Progress made on Christchurch's derelict buildings

There looks to be an end in sight for eye-sore building sites in Christchurch's central city.

In 2017 the Christchurch City Council created a 'Dirty 30' list of buildings which had been left abandoned after the 2011 earthquakes.

Seven years on, that list is now down to a final three, after council officials put pressure on the owners of earthquake-damaged buildings to clean them up.

However, the city council admits they still haven't received any plans around the last remaining sites, describing them as "sites where the intentions are yet to be confirmed or are subject to an insurance dispute".

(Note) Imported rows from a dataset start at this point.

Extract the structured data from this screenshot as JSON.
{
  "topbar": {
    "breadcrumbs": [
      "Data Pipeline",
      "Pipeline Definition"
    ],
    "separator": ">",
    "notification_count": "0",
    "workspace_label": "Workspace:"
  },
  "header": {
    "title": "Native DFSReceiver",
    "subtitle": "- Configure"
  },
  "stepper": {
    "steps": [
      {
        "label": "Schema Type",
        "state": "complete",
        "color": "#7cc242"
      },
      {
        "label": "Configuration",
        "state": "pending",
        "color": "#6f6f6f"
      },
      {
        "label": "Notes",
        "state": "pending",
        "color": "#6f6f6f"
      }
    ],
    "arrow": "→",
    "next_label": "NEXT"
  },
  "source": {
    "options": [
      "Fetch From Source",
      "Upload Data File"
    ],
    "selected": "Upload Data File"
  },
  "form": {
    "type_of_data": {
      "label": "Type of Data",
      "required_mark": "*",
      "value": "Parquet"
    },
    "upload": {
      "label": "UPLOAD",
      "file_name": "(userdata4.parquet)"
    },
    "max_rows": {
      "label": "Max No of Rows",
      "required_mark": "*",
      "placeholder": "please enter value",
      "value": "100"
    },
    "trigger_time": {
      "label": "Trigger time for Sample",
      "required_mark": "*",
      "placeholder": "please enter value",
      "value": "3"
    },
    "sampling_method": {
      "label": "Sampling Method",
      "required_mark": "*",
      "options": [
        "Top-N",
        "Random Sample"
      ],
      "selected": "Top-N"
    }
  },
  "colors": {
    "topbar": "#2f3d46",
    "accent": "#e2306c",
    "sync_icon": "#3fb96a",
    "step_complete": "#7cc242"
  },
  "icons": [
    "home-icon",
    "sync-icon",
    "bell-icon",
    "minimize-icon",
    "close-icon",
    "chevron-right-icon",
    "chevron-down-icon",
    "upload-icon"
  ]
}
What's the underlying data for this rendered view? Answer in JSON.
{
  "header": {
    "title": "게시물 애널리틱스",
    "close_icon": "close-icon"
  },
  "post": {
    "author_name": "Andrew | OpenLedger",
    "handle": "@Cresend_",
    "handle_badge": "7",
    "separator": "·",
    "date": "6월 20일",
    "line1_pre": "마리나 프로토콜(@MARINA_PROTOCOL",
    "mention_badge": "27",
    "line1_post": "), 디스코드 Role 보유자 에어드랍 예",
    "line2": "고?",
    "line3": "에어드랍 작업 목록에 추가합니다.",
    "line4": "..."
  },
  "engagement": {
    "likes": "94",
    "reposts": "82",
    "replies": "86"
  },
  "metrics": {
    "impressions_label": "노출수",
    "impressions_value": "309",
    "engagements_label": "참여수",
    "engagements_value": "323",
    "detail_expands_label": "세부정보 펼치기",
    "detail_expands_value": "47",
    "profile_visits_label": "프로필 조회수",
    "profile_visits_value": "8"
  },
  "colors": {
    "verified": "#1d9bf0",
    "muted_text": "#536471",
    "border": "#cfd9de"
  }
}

A derelict building at 205 Manchester St is one of three remaining properties the council wants cleaned up.

Other offenders are the former Two Fat Indians restaurant on Manchester St and the PWC Building site on Armagh St.

One of the three remaining 'Dirty 30' buildings at 205 Manchester St has remained derelict since...
One of the three remaining 'Dirty 30' buildings at 205 Manchester St has remained derelict since it was damaged in the 2011 earthquakes. Photo: Geoff Sloan
The council says 13 sites previously on their list now have a "commitment to action", and insists officials will keep the pressure on to make sure those plans do happen.

One of those sites, the Harley Chambers on Cambridge Terrace, now has new owners. It is set to be demolished soon to make way for a new project.

In Cathedral Square, demolition work is nearing completion, which will allow redevelopment of what was the former Rydges Hotel to begin.

Progress is also being made on a large eye-sore crater, which previously housed the Holiday Inn on the corner of Cashel and High Sts, which is being filled in to make way for a new commercial development.

The council believes its clean-up work has been helped by certainty around some of the city's larger anchor projects.

Progress on Te Kaha stadium and Parakiore Recreation and Sport Centre giving the private sector more confidence in the future.

- By Geoff Sloan, made with the support of NZ On Air